EXERCISE REQUIREMENTS: Please reproduce every entry, keeping each one exact.

RECORD EXTRACTS:
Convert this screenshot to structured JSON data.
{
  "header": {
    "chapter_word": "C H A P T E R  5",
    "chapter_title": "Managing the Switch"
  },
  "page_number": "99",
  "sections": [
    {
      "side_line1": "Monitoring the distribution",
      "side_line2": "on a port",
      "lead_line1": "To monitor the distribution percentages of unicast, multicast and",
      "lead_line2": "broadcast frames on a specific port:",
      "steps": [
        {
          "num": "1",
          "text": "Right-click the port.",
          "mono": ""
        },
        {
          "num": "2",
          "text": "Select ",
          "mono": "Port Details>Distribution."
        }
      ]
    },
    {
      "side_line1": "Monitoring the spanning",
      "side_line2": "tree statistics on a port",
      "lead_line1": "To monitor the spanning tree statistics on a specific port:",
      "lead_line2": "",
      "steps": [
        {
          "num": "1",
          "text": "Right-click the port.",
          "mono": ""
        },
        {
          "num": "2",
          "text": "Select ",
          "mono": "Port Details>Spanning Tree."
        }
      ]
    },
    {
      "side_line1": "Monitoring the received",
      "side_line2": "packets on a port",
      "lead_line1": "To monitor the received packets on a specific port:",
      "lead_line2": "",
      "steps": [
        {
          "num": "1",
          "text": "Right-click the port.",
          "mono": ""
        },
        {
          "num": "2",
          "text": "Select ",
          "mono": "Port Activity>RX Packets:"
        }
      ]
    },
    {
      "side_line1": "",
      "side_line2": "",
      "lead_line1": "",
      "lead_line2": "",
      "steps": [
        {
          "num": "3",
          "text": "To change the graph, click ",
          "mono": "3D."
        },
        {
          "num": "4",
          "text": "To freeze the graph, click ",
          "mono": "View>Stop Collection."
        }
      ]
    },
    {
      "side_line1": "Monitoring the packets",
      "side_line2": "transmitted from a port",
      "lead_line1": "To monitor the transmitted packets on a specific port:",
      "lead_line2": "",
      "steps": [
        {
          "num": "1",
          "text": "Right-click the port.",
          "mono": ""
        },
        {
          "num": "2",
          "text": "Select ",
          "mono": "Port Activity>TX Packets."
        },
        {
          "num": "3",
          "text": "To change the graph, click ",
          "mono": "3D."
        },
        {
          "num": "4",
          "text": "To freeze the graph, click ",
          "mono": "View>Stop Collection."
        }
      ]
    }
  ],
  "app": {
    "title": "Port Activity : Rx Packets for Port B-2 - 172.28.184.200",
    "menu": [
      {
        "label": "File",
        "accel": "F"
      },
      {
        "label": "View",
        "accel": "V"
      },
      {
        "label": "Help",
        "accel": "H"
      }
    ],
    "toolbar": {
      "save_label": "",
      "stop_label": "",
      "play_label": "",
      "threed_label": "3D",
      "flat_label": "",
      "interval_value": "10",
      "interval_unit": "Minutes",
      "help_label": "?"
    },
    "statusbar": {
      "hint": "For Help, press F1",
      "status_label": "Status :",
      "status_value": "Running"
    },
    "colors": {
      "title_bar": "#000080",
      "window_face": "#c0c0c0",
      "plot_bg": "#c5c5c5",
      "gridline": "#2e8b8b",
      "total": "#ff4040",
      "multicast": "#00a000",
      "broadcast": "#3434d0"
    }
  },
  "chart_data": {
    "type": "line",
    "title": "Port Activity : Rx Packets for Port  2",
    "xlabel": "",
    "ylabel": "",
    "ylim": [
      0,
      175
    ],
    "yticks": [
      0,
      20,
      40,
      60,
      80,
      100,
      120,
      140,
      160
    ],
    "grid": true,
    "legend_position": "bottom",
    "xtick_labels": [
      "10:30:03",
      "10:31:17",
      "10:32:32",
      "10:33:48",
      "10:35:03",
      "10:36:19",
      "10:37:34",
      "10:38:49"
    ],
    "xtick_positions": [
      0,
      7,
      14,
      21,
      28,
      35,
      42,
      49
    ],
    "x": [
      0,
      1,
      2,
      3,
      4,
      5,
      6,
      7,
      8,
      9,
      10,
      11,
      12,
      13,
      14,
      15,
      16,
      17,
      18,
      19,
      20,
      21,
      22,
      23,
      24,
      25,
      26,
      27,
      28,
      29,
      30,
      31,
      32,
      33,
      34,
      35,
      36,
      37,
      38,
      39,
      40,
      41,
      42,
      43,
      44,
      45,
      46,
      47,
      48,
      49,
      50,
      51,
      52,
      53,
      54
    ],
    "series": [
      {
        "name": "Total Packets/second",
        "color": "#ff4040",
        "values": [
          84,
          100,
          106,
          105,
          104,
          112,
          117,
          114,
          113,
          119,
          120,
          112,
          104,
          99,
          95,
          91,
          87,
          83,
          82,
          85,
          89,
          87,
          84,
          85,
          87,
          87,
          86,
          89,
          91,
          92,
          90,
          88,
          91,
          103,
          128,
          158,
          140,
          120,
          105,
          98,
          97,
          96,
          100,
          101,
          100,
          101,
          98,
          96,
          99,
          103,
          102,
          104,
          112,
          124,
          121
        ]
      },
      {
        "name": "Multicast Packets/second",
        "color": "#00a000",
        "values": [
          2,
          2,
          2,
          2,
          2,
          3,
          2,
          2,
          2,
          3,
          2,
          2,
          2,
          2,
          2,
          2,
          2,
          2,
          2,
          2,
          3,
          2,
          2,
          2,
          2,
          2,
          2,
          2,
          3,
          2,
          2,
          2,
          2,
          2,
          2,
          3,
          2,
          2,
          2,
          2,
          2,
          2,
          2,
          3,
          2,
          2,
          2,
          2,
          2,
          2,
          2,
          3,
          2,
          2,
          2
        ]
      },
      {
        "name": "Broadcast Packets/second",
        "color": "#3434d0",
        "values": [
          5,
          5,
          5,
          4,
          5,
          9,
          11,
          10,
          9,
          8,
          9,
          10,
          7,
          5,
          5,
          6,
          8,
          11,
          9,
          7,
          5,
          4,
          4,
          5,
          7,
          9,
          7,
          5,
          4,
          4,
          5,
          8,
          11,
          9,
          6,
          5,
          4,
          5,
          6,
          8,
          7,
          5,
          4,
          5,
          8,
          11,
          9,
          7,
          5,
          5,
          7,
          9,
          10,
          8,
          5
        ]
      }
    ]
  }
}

TASK RESULT:
Convert this screenshot to structured JSON data.
{
  "header": {
    "chapter_word": "C H A P T E R  5",
    "chapter_title": "Managing the Switch"
  },
  "page_number": "99",
  "sections": [
    {
      "side_line1": "Monitoring the distribution",
      "side_line2": "on a port",
      "lead_line1": "To monitor the distribution percentages of unicast, multicast and",
      "lead_line2": "broadcast frames on a specific port:",
      "steps": [
        {
          "num": "1",
          "text": "Right-click the port.",
          "mono": ""
        },
        {
          "num": "2",
          "text": "Select ",
          "mono": "Port Details>Distribution."
        }
      ]
    },
    {
      "side_line1": "Monitoring the spanning",
      "side_line2": "tree statistics on a port",
      "lead_line1": "To monitor the spanning tree statistics on a specific port:",
      "lead_line2": "",
      "steps": [
        {
          "num": "1",
          "text": "Right-click the port.",
          "mono": ""
        },
        {
          "num": "2",
          "text": "Select ",
          "mono": "Port Details>Spanning Tree."
        }
      ]
    },
    {
      "side_line1": "Monitoring the received",
      "side_line2": "packets on a port",
      "lead_line1": "To monitor the received packets on a specific port:",
      "lead_line2": "",
      "steps": [
        {
          "num": "1",
          "text": "Right-click the port.",
          "mono": ""
        },
        {
          "num": "2",
          "text": "Select ",
          "mono": "Port Activity>RX Packets:"
        }
      ]
    },
    {
      "side_line1": "",
      "side_line2": "",
      "lead_line1": "",
      "lead_line2": "",
      "steps": [
        {
          "num": "3",
          "text": "To change the graph, click ",
          "mono": "3D."
        },
        {
          "num": "4",
          "text": "To freeze the graph, click ",
          "mono": "View>Stop Collection."
        }
      ]
    },
    {
      "side_line1": "Monitoring the packets",
      "side_line2": "transmitted from a port",
      "lead_line1": "To monitor the transmitted packets on a specific port:",
      "lead_line2": "",
      "steps": [
        {
          "num": "1",
          "text": "Right-click the port.",
          "mono": ""
        },
        {
          "num": "2",
          "text": "Select ",
          "mono": "Port Activity>TX Packets."
        },
        {
          "num": "3",
          "text": "To change the graph, click ",
          "mono": "3D."
        },
        {
          "num": "4",
          "text": "To freeze the graph, click ",
          "mono": "View>Stop Collection."
        }
      ]
    }
  ],
  "app": {
    "title": "Port Activity : Rx Packets for Port B-2 - 172.28.184.200",
    "menu": [
      {
        "label": "File",
        "accel": "F"
      },
      {
        "label": "View",
        "accel": "V"
      },
      {
        "label": "Help",
        "accel": "H"
      }
    ],
    "toolbar": {
      "save_label": "",
      "stop_label": "",
      "play_label": "",
      "threed_label": "3D",
      "flat_label": "",
      "interval_value": "10",
      "interval_unit": "Minutes",
      "help_label": "?"
    },
    "statusbar": {
      "hint": "For Help, press F1",
      "status_label": "Status :",
      "status_value": "Running"
    },
    "colors": {
      "title_bar": "#000080",
      "window_face": "#c0c0c0",
      "plot_bg": "#c5c5c5",
      "gridline": "#2e8b8b",
      "total": "#ff4040",
      "multicast": "#00a000",
      "broadcast": "#3434d0"
    }
  },
  "chart_data": {
    "type": "line",
    "title": "Port Activity : Rx Packets for Port  2",
    "xlabel": "",
    "ylabel": "",
    "ylim": [
      0,
      175
    ],
    "yticks": [
      0,
      20,
      40,
      60,
      80,
      100,
      120,
      140,
      160
    ],
    "grid": true,
    "legend_position": "bottom",
    "xtick_labels": [
      "10:30:03",
      "10:31:17",
      "10:32:32",
      "10:33:48",
      "10:35:03",
      "10:36:19",
      "10:37:34",
      "10:38:49"
    ],
    "xtick_positions": [
      0,
      7,
      14,
      21,
      28,
      35,
      42,
      49
    ],
    "x": [
      0,
      1,
      2,
      3,
      4,
      5,
      6,
      7,
      8,
      9,
      10,
      11,
      12,
      13,
      14,
      15,
      16,
      17,
      18,
      19,
      20,
      21,
      22,
      23,
      24,
      25,
      26,
      27,
      28,
      29,
      30,
      31,
      32,
      33,
      34,
      35,
      36,
      37,
      38,
      39,
      40,
      41,
      42,
      43,
      44,
      45,
      46,
      47,
      48,
      49,
      50,
      51,
      52,
      53,
      54
    ],
    "series": [
      {
        "name": "Total Packets/second",
        "color": "#ff4040",
        "values": [
          84,
          100,
          106,
          105,
          104,
          112,
          117,
          114,
          113,
          119,
          120,
          112,
          104,
          99,
          95,
          91,
          87,
          83,
          82,
          85,
          89,
          87,
          84,
          85,
          87,
          87,
          86,
          89,
          91,
          92,
          90,
          88,
          91,
          103,
          128,
          158,
          140,
          120,
          105,
          98,
          97,
          96,
          100,
          101,
          100,
          101,
          98,
          96,
          99,
          103,
          102,
          104,
          112,
          124,
          121
        ]
      },
      {
        "name": "Multicast Packets/second",
        "color": "#00a000",
        "values": [
          2,
          2,
          2,
          2,
          2,
          3,
          2,
          2,
          2,
          3,
          2,
          2,
          2,
          2,
          2,
          2,
          2,
          2,
          2,
          2,
          3,
          2,
          2,
          2,
          2,
          2,
          2,
          2,
          3,
          2,
          2,
          2,
          2,
          2,
          2,
          3,
          2,
          2,
          2,
          2,
          2,
          2,
          2,
          3,
          2,
          2,
          2,
          2,
          2,
          2,
          2,
          3,
          2,
          2,
          2
        ]
      },
      {
        "name": "Broadcast Packets/second",
        "color": "#3434d0",
        "values": [
          5,
          5,
          5,
          4,
          5,
          9,
          11,
          10,
          9,
          8,
          9,
          10,
          7,
          5,
          5,
          6,
          8,
          11,
          9,
          7,
          5,
          4,
          4,
          5,
          7,
          9,
          7,
          5,
          4,
          4,
          5,
          8,
          11,
          9,
          6,
          5,
          4,
          5,
          6,
          8,
          7,
          5,
          4,
          5,
          8,
          11,
          9,
          7,
          5,
          5,
          7,
          9,
          10,
          8,
          5
        ]
      }
    ]
  }
}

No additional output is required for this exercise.